-- INPUT DATA follows --

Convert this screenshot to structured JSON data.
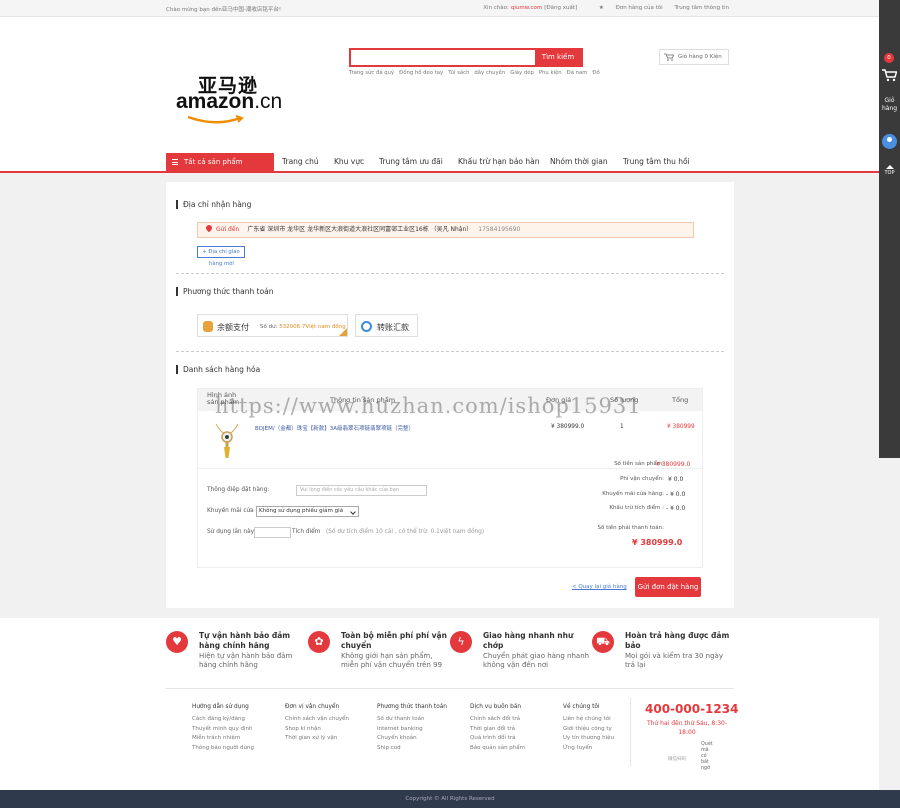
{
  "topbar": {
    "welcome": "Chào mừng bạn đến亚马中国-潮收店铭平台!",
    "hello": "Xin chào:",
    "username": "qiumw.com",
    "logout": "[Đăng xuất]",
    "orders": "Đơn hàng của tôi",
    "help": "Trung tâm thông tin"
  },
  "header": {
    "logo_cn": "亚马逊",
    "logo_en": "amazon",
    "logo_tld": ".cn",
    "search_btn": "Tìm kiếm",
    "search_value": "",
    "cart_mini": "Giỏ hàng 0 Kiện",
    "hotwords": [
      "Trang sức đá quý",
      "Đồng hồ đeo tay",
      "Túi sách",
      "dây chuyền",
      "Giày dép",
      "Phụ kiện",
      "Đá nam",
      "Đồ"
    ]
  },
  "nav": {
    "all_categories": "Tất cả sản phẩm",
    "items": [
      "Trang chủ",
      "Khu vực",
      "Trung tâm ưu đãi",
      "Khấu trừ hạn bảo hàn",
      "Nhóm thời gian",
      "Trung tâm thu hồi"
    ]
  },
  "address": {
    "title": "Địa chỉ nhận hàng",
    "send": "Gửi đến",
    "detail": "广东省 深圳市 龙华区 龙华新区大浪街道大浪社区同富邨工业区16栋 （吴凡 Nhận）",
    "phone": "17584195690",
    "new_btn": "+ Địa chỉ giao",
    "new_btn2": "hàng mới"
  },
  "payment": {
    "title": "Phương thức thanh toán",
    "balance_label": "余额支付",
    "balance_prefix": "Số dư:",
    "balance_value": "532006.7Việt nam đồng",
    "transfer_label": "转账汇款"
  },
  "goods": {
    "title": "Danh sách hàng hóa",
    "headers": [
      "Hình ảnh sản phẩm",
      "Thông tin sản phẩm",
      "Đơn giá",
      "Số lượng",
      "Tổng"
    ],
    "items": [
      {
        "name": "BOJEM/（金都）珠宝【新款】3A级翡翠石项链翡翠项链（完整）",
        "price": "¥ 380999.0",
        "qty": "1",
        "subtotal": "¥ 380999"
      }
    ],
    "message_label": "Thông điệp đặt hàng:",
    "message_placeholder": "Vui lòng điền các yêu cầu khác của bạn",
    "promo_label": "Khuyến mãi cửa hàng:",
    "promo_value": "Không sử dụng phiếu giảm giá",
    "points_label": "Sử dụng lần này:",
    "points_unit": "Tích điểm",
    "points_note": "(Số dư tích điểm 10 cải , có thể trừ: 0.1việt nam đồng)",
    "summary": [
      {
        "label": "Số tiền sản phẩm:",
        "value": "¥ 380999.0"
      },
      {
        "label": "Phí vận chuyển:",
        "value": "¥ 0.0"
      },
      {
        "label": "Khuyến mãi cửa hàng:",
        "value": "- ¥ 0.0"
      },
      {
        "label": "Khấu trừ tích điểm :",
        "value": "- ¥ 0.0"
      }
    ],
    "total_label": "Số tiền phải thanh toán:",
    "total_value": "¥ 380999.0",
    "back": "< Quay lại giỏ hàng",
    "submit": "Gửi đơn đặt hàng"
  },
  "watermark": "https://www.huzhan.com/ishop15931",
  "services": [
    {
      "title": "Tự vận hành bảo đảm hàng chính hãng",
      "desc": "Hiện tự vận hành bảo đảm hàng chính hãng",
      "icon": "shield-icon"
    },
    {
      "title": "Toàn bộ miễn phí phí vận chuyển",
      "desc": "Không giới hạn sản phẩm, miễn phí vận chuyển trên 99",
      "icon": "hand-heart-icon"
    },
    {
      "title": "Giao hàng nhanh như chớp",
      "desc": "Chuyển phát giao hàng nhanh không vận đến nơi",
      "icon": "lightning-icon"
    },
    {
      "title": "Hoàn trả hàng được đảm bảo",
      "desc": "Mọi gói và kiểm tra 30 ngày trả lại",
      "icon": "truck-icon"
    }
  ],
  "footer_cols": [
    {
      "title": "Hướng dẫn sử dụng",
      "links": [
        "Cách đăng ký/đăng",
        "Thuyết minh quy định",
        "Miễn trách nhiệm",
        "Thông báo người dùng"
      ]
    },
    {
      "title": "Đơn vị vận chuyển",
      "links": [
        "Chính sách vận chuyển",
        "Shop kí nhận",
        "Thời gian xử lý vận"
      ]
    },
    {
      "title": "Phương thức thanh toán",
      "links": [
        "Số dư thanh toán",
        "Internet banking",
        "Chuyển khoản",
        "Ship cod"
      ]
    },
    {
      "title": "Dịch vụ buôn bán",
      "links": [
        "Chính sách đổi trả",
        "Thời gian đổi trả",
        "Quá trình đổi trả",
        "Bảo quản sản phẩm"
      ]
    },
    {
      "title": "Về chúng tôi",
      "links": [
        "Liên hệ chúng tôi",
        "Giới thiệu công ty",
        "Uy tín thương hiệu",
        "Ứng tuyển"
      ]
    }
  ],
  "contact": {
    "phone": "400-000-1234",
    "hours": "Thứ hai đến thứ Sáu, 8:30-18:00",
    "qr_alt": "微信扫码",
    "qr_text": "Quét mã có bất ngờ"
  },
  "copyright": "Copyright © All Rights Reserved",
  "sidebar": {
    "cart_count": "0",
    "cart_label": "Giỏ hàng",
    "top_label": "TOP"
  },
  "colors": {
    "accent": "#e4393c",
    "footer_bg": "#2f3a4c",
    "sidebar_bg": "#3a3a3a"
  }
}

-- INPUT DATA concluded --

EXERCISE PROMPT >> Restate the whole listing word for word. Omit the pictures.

RESULT OF THIS EXERCISE >>
Convert this screenshot to structured JSON data.
{
  "topbar": {
    "welcome": "Chào mừng bạn đến亚马中国-潮收店铭平台!",
    "hello": "Xin chào:",
    "username": "qiumw.com",
    "logout": "[Đăng xuất]",
    "orders": "Đơn hàng của tôi",
    "help": "Trung tâm thông tin"
  },
  "header": {
    "logo_cn": "亚马逊",
    "logo_en": "amazon",
    "logo_tld": ".cn",
    "search_btn": "Tìm kiếm",
    "search_value": "",
    "cart_mini": "Giỏ hàng 0 Kiện",
    "hotwords": [
      "Trang sức đá quý",
      "Đồng hồ đeo tay",
      "Túi sách",
      "dây chuyền",
      "Giày dép",
      "Phụ kiện",
      "Đá nam",
      "Đồ"
    ]
  },
  "nav": {
    "all_categories": "Tất cả sản phẩm",
    "items": [
      "Trang chủ",
      "Khu vực",
      "Trung tâm ưu đãi",
      "Khấu trừ hạn bảo hàn",
      "Nhóm thời gian",
      "Trung tâm thu hồi"
    ]
  },
  "address": {
    "title": "Địa chỉ nhận hàng",
    "send": "Gửi đến",
    "detail": "广东省 深圳市 龙华区 龙华新区大浪街道大浪社区同富邨工业区16栋 （吴凡 Nhận）",
    "phone": "17584195690",
    "new_btn": "+ Địa chỉ giao",
    "new_btn2": "hàng mới"
  },
  "payment": {
    "title": "Phương thức thanh toán",
    "balance_label": "余额支付",
    "balance_prefix": "Số dư:",
    "balance_value": "532006.7Việt nam đồng",
    "transfer_label": "转账汇款"
  },
  "goods": {
    "title": "Danh sách hàng hóa",
    "headers": [
      "Hình ảnh sản phẩm",
      "Thông tin sản phẩm",
      "Đơn giá",
      "Số lượng",
      "Tổng"
    ],
    "items": [
      {
        "name": "BOJEM/（金都）珠宝【新款】3A级翡翠石项链翡翠项链（完整）",
        "price": "¥ 380999.0",
        "qty": "1",
        "subtotal": "¥ 380999"
      }
    ],
    "message_label": "Thông điệp đặt hàng:",
    "message_placeholder": "Vui lòng điền các yêu cầu khác của bạn",
    "promo_label": "Khuyến mãi cửa hàng:",
    "promo_value": "Không sử dụng phiếu giảm giá",
    "points_label": "Sử dụng lần này:",
    "points_unit": "Tích điểm",
    "points_note": "(Số dư tích điểm 10 cải , có thể trừ: 0.1việt nam đồng)",
    "summary": [
      {
        "label": "Số tiền sản phẩm:",
        "value": "¥ 380999.0"
      },
      {
        "label": "Phí vận chuyển:",
        "value": "¥ 0.0"
      },
      {
        "label": "Khuyến mãi cửa hàng:",
        "value": "- ¥ 0.0"
      },
      {
        "label": "Khấu trừ tích điểm :",
        "value": "- ¥ 0.0"
      }
    ],
    "total_label": "Số tiền phải thanh toán:",
    "total_value": "¥ 380999.0",
    "back": "< Quay lại giỏ hàng",
    "submit": "Gửi đơn đặt hàng"
  },
  "watermark": "https://www.huzhan.com/ishop15931",
  "services": [
    {
      "title": "Tự vận hành bảo đảm hàng chính hãng",
      "desc": "Hiện tự vận hành bảo đảm hàng chính hãng",
      "icon": "shield-icon"
    },
    {
      "title": "Toàn bộ miễn phí phí vận chuyển",
      "desc": "Không giới hạn sản phẩm, miễn phí vận chuyển trên 99",
      "icon": "hand-heart-icon"
    },
    {
      "title": "Giao hàng nhanh như chớp",
      "desc": "Chuyển phát giao hàng nhanh không vận đến nơi",
      "icon": "lightning-icon"
    },
    {
      "title": "Hoàn trả hàng được đảm bảo",
      "desc": "Mọi gói và kiểm tra 30 ngày trả lại",
      "icon": "truck-icon"
    }
  ],
  "footer_cols": [
    {
      "title": "Hướng dẫn sử dụng",
      "links": [
        "Cách đăng ký/đăng",
        "Thuyết minh quy định",
        "Miễn trách nhiệm",
        "Thông báo người dùng"
      ]
    },
    {
      "title": "Đơn vị vận chuyển",
      "links": [
        "Chính sách vận chuyển",
        "Shop kí nhận",
        "Thời gian xử lý vận"
      ]
    },
    {
      "title": "Phương thức thanh toán",
      "links": [
        "Số dư thanh toán",
        "Internet banking",
        "Chuyển khoản",
        "Ship cod"
      ]
    },
    {
      "title": "Dịch vụ buôn bán",
      "links": [
        "Chính sách đổi trả",
        "Thời gian đổi trả",
        "Quá trình đổi trả",
        "Bảo quản sản phẩm"
      ]
    },
    {
      "title": "Về chúng tôi",
      "links": [
        "Liên hệ chúng tôi",
        "Giới thiệu công ty",
        "Uy tín thương hiệu",
        "Ứng tuyển"
      ]
    }
  ],
  "contact": {
    "phone": "400-000-1234",
    "hours": "Thứ hai đến thứ Sáu, 8:30-18:00",
    "qr_alt": "微信扫码",
    "qr_text": "Quét mã có bất ngờ"
  },
  "copyright": "Copyright © All Rights Reserved",
  "sidebar": {
    "cart_count": "0",
    "cart_label": "Giỏ hàng",
    "top_label": "TOP"
  },
  "colors": {
    "accent": "#e4393c",
    "footer_bg": "#2f3a4c",
    "sidebar_bg": "#3a3a3a"
  }
}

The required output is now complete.